▶ Provided data:

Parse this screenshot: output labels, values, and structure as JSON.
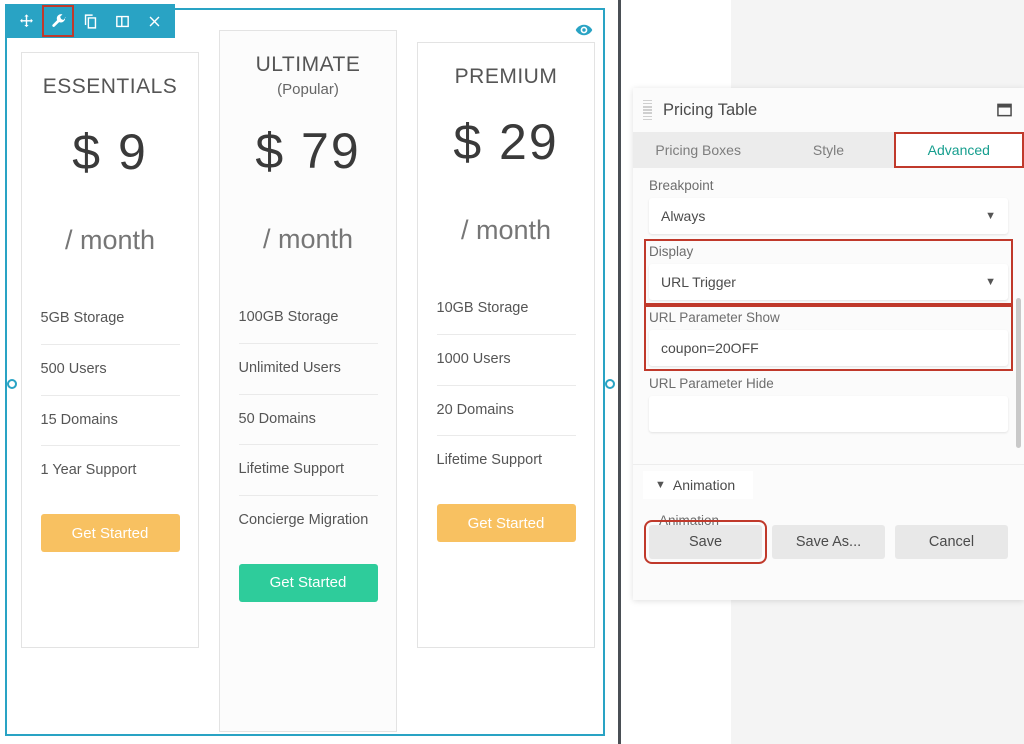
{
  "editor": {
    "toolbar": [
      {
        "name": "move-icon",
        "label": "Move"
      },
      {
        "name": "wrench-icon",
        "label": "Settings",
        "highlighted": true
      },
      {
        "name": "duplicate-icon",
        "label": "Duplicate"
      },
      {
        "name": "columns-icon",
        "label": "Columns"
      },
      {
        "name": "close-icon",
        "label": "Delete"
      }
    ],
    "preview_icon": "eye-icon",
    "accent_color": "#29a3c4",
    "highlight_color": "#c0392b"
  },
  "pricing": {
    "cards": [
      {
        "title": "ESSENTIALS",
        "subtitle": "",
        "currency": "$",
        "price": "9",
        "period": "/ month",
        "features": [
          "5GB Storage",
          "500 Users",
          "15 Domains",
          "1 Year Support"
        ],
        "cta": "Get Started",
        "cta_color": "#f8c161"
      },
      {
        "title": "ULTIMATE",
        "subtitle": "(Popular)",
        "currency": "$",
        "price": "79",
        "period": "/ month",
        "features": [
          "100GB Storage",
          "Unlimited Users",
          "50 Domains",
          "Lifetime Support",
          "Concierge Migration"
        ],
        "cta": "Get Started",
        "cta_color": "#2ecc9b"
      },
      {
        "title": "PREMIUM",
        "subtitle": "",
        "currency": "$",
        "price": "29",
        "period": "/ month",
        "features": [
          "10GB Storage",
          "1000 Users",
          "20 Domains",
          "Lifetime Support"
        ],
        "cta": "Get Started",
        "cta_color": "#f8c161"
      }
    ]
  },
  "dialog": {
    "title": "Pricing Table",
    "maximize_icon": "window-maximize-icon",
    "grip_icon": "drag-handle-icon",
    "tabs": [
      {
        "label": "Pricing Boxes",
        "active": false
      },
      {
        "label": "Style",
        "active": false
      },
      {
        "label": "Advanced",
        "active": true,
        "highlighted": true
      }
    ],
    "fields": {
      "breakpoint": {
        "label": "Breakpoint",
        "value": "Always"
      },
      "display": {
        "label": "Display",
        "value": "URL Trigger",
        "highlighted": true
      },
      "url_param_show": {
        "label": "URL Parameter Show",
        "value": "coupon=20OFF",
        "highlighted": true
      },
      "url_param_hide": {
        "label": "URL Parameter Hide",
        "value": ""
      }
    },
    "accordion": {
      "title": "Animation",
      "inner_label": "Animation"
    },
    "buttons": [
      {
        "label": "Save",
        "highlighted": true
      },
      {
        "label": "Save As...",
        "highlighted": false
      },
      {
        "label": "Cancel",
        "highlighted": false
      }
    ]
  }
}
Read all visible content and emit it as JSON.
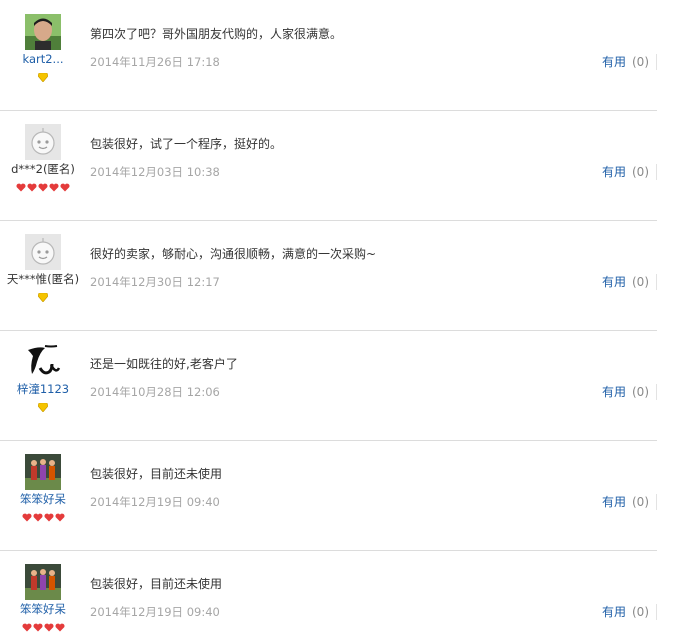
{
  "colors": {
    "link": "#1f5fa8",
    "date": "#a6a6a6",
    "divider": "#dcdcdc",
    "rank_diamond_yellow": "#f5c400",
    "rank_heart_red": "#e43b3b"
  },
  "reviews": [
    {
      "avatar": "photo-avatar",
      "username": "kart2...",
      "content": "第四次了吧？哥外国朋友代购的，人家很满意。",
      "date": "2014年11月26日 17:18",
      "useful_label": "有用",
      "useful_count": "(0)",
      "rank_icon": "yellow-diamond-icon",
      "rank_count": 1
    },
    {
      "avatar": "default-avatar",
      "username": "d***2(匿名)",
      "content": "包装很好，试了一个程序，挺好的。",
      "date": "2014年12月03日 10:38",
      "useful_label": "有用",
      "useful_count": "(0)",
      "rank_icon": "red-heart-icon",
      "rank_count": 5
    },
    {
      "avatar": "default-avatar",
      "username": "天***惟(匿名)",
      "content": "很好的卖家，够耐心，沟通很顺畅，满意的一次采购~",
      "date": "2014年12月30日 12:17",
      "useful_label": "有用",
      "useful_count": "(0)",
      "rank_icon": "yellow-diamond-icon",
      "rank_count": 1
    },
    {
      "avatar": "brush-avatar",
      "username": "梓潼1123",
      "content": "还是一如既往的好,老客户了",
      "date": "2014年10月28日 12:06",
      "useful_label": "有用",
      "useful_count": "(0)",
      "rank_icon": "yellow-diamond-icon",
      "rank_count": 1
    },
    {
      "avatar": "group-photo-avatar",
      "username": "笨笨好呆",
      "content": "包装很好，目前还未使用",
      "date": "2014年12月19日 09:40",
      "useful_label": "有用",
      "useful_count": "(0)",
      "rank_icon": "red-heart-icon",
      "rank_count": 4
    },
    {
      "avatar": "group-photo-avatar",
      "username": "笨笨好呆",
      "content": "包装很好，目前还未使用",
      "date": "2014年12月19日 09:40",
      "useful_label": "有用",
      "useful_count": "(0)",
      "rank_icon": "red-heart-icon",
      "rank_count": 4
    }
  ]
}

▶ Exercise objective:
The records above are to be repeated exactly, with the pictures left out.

▶ Written solution:
Parse this screenshot: output labels, values, and structure as JSON.
{
  "editor": {
    "toolbar": [
      {
        "name": "move-icon",
        "label": "Move"
      },
      {
        "name": "wrench-icon",
        "label": "Settings",
        "highlighted": true
      },
      {
        "name": "duplicate-icon",
        "label": "Duplicate"
      },
      {
        "name": "columns-icon",
        "label": "Columns"
      },
      {
        "name": "close-icon",
        "label": "Delete"
      }
    ],
    "preview_icon": "eye-icon",
    "accent_color": "#29a3c4",
    "highlight_color": "#c0392b"
  },
  "pricing": {
    "cards": [
      {
        "title": "ESSENTIALS",
        "subtitle": "",
        "currency": "$",
        "price": "9",
        "period": "/ month",
        "features": [
          "5GB Storage",
          "500 Users",
          "15 Domains",
          "1 Year Support"
        ],
        "cta": "Get Started",
        "cta_color": "#f8c161"
      },
      {
        "title": "ULTIMATE",
        "subtitle": "(Popular)",
        "currency": "$",
        "price": "79",
        "period": "/ month",
        "features": [
          "100GB Storage",
          "Unlimited Users",
          "50 Domains",
          "Lifetime Support",
          "Concierge Migration"
        ],
        "cta": "Get Started",
        "cta_color": "#2ecc9b"
      },
      {
        "title": "PREMIUM",
        "subtitle": "",
        "currency": "$",
        "price": "29",
        "period": "/ month",
        "features": [
          "10GB Storage",
          "1000 Users",
          "20 Domains",
          "Lifetime Support"
        ],
        "cta": "Get Started",
        "cta_color": "#f8c161"
      }
    ]
  },
  "dialog": {
    "title": "Pricing Table",
    "maximize_icon": "window-maximize-icon",
    "grip_icon": "drag-handle-icon",
    "tabs": [
      {
        "label": "Pricing Boxes",
        "active": false
      },
      {
        "label": "Style",
        "active": false
      },
      {
        "label": "Advanced",
        "active": true,
        "highlighted": true
      }
    ],
    "fields": {
      "breakpoint": {
        "label": "Breakpoint",
        "value": "Always"
      },
      "display": {
        "label": "Display",
        "value": "URL Trigger",
        "highlighted": true
      },
      "url_param_show": {
        "label": "URL Parameter Show",
        "value": "coupon=20OFF",
        "highlighted": true
      },
      "url_param_hide": {
        "label": "URL Parameter Hide",
        "value": ""
      }
    },
    "accordion": {
      "title": "Animation",
      "inner_label": "Animation"
    },
    "buttons": [
      {
        "label": "Save",
        "highlighted": true
      },
      {
        "label": "Save As...",
        "highlighted": false
      },
      {
        "label": "Cancel",
        "highlighted": false
      }
    ]
  }
}
Read all visible content and emit it as JSON.
{
  "colors": {
    "link": "#1f5fa8",
    "date": "#a6a6a6",
    "divider": "#dcdcdc",
    "rank_diamond_yellow": "#f5c400",
    "rank_heart_red": "#e43b3b"
  },
  "reviews": [
    {
      "avatar": "photo-avatar",
      "username": "kart2...",
      "content": "第四次了吧？哥外国朋友代购的，人家很满意。",
      "date": "2014年11月26日 17:18",
      "useful_label": "有用",
      "useful_count": "(0)",
      "rank_icon": "yellow-diamond-icon",
      "rank_count": 1
    },
    {
      "avatar": "default-avatar",
      "username": "d***2(匿名)",
      "content": "包装很好，试了一个程序，挺好的。",
      "date": "2014年12月03日 10:38",
      "useful_label": "有用",
      "useful_count": "(0)",
      "rank_icon": "red-heart-icon",
      "rank_count": 5
    },
    {
      "avatar": "default-avatar",
      "username": "天***惟(匿名)",
      "content": "很好的卖家，够耐心，沟通很顺畅，满意的一次采购~",
      "date": "2014年12月30日 12:17",
      "useful_label": "有用",
      "useful_count": "(0)",
      "rank_icon": "yellow-diamond-icon",
      "rank_count": 1
    },
    {
      "avatar": "brush-avatar",
      "username": "梓潼1123",
      "content": "还是一如既往的好,老客户了",
      "date": "2014年10月28日 12:06",
      "useful_label": "有用",
      "useful_count": "(0)",
      "rank_icon": "yellow-diamond-icon",
      "rank_count": 1
    },
    {
      "avatar": "group-photo-avatar",
      "username": "笨笨好呆",
      "content": "包装很好，目前还未使用",
      "date": "2014年12月19日 09:40",
      "useful_label": "有用",
      "useful_count": "(0)",
      "rank_icon": "red-heart-icon",
      "rank_count": 4
    },
    {
      "avatar": "group-photo-avatar",
      "username": "笨笨好呆",
      "content": "包装很好，目前还未使用",
      "date": "2014年12月19日 09:40",
      "useful_label": "有用",
      "useful_count": "(0)",
      "rank_icon": "red-heart-icon",
      "rank_count": 4
    }
  ]
}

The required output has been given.